THE PROBLEM: Scan the entries for the word "JSON", and copy every line where it appears.

MATERIAL FOR THE TASK:
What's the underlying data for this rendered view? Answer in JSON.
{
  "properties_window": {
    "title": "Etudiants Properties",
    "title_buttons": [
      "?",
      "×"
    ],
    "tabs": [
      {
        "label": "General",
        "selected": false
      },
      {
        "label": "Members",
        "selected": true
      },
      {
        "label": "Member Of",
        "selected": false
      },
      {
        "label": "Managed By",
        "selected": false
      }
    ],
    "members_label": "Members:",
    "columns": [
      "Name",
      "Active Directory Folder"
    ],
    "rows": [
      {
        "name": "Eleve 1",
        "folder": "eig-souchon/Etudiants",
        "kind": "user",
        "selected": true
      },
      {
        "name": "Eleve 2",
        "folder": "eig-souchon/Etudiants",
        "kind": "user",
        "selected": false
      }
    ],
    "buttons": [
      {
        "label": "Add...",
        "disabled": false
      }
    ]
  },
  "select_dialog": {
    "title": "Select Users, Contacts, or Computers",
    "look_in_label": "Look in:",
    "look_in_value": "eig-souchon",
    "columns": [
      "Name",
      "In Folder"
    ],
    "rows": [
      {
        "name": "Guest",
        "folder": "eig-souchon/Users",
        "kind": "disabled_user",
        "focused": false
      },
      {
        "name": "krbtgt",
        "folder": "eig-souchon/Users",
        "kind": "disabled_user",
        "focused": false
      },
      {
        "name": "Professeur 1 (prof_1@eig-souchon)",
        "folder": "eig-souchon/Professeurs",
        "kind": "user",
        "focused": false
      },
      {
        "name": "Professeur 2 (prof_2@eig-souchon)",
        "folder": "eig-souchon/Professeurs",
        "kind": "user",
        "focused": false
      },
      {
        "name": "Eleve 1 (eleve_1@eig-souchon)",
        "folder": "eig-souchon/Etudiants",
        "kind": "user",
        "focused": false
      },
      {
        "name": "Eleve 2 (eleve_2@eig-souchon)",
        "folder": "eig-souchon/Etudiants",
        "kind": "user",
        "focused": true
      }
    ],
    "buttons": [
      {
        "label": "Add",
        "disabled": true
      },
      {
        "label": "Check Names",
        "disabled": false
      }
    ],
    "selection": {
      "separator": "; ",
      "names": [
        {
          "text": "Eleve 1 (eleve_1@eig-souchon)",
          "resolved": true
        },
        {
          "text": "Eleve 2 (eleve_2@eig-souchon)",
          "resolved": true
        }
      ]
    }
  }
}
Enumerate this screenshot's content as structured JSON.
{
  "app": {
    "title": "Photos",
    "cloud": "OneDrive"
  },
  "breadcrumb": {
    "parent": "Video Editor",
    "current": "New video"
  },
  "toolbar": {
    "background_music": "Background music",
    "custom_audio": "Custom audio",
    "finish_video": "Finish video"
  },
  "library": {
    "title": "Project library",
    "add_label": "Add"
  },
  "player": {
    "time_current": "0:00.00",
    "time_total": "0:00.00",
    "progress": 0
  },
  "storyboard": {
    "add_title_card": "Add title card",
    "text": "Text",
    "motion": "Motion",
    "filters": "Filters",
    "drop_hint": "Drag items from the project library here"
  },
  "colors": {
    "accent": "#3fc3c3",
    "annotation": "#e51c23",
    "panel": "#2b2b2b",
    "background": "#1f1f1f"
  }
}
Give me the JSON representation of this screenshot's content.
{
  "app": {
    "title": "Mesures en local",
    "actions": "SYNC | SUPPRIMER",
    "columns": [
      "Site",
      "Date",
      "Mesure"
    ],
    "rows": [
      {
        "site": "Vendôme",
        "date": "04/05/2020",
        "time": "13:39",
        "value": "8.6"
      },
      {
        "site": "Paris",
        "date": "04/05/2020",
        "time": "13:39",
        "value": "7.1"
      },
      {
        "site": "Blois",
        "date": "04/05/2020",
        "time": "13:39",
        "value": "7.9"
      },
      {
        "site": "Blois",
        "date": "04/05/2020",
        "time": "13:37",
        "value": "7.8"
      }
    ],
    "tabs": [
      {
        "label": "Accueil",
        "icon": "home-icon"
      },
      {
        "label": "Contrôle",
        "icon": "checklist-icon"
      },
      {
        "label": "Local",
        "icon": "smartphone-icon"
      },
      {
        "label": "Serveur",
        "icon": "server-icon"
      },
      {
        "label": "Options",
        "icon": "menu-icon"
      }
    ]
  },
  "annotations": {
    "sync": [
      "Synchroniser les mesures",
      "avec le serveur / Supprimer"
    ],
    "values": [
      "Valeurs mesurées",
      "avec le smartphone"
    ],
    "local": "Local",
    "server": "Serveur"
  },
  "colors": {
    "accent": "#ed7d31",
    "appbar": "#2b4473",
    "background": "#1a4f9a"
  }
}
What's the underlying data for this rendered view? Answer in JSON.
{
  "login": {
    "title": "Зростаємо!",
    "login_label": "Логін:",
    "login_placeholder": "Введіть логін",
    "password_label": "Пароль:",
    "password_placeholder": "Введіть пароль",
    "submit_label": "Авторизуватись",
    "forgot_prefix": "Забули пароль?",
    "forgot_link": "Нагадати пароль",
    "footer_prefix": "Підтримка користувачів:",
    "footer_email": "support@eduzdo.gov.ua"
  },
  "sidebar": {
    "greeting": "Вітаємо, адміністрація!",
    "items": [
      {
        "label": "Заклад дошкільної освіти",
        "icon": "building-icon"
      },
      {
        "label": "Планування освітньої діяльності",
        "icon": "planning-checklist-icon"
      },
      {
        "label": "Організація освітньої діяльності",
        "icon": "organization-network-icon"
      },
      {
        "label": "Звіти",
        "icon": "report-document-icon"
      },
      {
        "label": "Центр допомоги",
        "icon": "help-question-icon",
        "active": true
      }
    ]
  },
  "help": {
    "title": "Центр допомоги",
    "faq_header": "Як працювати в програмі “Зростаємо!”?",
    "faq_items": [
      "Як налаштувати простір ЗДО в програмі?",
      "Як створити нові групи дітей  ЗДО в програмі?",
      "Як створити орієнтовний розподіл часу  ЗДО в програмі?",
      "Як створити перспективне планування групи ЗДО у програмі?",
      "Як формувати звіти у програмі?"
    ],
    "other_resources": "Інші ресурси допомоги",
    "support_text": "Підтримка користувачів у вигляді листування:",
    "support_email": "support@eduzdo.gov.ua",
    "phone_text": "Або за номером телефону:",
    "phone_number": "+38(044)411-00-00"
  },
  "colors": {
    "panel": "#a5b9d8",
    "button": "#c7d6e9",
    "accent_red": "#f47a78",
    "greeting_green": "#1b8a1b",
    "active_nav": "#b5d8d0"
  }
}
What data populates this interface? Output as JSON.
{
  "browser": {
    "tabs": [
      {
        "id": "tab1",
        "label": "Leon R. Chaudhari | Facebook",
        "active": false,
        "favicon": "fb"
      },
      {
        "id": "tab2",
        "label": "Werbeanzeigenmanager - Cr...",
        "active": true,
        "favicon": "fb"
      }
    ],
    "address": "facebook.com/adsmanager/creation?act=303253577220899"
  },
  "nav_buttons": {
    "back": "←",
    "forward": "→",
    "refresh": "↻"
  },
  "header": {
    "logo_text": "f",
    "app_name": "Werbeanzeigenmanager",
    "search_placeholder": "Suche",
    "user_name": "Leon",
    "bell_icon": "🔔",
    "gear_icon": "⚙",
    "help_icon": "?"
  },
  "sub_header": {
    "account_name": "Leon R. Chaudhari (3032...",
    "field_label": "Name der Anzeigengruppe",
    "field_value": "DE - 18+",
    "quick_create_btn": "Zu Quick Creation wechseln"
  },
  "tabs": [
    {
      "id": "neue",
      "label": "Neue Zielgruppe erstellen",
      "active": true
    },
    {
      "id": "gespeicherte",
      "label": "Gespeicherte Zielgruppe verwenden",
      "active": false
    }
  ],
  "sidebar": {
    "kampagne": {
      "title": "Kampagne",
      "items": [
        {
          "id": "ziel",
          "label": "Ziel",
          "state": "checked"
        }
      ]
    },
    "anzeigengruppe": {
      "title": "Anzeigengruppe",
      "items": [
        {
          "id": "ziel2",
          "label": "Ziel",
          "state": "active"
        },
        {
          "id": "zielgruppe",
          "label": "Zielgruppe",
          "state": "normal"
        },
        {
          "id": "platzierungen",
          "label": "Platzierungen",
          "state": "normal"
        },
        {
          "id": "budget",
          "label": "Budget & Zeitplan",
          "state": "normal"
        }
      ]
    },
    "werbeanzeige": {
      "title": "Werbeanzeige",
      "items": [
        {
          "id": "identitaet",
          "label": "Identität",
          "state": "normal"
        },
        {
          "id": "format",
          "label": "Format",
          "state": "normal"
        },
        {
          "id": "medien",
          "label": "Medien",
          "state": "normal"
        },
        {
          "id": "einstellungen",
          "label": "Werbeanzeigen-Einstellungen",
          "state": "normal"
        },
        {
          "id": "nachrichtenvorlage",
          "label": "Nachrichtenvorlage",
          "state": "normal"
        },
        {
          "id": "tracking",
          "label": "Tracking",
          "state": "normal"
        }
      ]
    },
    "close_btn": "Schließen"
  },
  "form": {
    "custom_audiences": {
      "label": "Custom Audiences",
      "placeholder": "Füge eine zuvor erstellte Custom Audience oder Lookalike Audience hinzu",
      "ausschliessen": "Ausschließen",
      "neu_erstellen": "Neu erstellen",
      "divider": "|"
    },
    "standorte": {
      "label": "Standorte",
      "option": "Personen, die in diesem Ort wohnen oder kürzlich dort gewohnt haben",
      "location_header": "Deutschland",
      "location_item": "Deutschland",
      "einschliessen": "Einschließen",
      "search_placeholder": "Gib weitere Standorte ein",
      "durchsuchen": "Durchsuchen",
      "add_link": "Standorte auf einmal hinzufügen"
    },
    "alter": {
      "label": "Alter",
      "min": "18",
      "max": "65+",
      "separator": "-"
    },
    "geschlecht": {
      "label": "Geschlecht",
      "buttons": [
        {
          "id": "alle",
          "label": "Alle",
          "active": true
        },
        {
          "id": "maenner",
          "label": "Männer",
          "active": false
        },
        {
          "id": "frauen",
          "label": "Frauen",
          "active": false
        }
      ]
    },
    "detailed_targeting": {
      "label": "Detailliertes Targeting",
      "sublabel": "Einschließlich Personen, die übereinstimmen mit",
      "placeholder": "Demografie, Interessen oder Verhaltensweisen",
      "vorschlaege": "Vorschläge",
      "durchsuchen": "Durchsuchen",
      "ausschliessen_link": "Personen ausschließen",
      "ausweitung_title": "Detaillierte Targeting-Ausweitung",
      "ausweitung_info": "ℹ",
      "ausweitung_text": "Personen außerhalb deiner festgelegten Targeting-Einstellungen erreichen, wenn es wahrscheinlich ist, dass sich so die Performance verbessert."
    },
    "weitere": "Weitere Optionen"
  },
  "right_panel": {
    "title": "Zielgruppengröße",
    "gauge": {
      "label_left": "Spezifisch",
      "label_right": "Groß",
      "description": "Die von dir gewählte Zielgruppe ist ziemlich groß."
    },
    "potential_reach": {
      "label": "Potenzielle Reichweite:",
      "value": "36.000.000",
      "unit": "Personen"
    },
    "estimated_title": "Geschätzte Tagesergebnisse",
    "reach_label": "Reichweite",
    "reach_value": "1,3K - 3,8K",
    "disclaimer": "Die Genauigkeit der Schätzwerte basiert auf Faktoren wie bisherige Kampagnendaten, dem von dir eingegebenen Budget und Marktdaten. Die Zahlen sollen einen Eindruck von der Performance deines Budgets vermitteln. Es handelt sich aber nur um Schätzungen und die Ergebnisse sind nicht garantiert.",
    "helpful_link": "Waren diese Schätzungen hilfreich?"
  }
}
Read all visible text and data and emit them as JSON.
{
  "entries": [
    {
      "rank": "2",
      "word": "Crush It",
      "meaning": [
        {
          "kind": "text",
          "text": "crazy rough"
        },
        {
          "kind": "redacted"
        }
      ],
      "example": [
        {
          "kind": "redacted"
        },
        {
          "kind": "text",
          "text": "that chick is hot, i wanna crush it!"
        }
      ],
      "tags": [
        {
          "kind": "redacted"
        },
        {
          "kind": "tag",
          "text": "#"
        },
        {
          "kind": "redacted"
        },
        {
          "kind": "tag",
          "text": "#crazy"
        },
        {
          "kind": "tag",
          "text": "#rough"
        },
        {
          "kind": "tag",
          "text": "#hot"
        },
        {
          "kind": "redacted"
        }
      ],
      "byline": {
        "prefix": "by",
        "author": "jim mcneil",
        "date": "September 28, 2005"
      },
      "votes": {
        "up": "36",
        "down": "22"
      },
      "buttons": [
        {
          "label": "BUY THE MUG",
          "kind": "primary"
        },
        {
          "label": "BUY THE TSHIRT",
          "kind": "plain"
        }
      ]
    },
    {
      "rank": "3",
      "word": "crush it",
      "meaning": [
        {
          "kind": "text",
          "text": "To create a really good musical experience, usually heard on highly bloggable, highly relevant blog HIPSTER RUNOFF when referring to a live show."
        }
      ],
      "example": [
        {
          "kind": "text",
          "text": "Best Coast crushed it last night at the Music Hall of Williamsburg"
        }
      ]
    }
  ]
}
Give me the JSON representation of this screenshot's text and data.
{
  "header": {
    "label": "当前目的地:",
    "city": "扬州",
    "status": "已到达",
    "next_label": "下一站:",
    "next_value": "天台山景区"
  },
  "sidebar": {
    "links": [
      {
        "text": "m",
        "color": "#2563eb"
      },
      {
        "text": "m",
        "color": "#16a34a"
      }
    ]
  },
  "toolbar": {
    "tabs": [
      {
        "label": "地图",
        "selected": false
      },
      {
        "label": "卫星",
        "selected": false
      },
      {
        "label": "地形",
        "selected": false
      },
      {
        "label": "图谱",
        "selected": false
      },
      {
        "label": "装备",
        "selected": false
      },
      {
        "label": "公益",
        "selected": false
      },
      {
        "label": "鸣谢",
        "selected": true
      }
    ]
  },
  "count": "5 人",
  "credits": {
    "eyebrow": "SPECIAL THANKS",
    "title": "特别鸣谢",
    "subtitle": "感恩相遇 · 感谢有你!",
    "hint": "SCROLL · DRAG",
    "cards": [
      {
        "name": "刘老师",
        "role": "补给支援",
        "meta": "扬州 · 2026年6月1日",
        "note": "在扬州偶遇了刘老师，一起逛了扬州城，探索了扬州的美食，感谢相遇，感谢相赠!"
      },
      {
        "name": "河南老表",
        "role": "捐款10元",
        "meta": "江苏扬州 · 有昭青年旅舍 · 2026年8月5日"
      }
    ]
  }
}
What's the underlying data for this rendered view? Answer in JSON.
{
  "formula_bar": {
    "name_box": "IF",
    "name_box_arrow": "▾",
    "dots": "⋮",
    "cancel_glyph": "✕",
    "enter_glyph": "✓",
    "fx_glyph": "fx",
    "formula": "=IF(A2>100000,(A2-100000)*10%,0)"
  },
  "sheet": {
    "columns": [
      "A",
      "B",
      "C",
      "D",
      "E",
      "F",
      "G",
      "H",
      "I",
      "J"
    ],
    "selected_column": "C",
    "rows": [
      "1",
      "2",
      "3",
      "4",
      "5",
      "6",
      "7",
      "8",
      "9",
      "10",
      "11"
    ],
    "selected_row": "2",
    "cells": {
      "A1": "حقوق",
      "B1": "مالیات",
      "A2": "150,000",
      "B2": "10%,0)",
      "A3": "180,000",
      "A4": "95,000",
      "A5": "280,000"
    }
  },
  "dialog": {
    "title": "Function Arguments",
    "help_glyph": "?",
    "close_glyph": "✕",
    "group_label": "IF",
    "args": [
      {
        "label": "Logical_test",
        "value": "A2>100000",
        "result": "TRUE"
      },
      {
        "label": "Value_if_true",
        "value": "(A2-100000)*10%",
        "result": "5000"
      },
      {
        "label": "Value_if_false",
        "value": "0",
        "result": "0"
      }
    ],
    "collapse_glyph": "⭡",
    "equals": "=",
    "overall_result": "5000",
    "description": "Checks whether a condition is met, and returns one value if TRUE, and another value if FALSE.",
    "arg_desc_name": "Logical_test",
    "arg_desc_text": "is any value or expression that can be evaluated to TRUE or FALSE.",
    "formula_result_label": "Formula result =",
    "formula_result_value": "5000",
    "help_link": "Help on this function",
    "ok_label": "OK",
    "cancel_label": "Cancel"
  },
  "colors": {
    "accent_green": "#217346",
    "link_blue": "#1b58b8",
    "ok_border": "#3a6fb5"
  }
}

EXERCISE OUTPUT:
What's the underlying data for this rendered view? Answer in JSON.
Enumerate this screenshot's content as structured JSON.
Give me the JSON representation of this screenshot's content.
What's the underlying data for this rendered view? Answer in JSON.
What data populates this interface? Output as JSON.
Read all visible text and data and emit them as JSON.
Give me the JSON representation of this screenshot's text and data.
What's the underlying data for this rendered view? Answer in JSON.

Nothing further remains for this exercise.